Entries shown Block Start
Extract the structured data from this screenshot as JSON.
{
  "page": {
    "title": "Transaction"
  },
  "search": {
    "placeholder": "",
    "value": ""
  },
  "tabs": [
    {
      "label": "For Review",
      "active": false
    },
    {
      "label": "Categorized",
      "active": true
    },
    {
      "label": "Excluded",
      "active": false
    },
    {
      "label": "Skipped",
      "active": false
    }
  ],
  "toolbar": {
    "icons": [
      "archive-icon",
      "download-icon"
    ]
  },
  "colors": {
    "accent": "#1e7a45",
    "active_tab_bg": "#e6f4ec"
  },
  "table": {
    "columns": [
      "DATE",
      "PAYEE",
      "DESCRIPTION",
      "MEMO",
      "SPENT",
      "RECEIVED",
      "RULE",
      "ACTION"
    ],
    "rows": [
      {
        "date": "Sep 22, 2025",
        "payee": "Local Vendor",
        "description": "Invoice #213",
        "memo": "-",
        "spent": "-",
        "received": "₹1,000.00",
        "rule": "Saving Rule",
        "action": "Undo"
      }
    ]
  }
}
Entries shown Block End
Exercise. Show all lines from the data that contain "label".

Written answer.
      "label": "For Review",
      "label": "Categorized",
      "label": "Excluded",
      "label": "Skipped",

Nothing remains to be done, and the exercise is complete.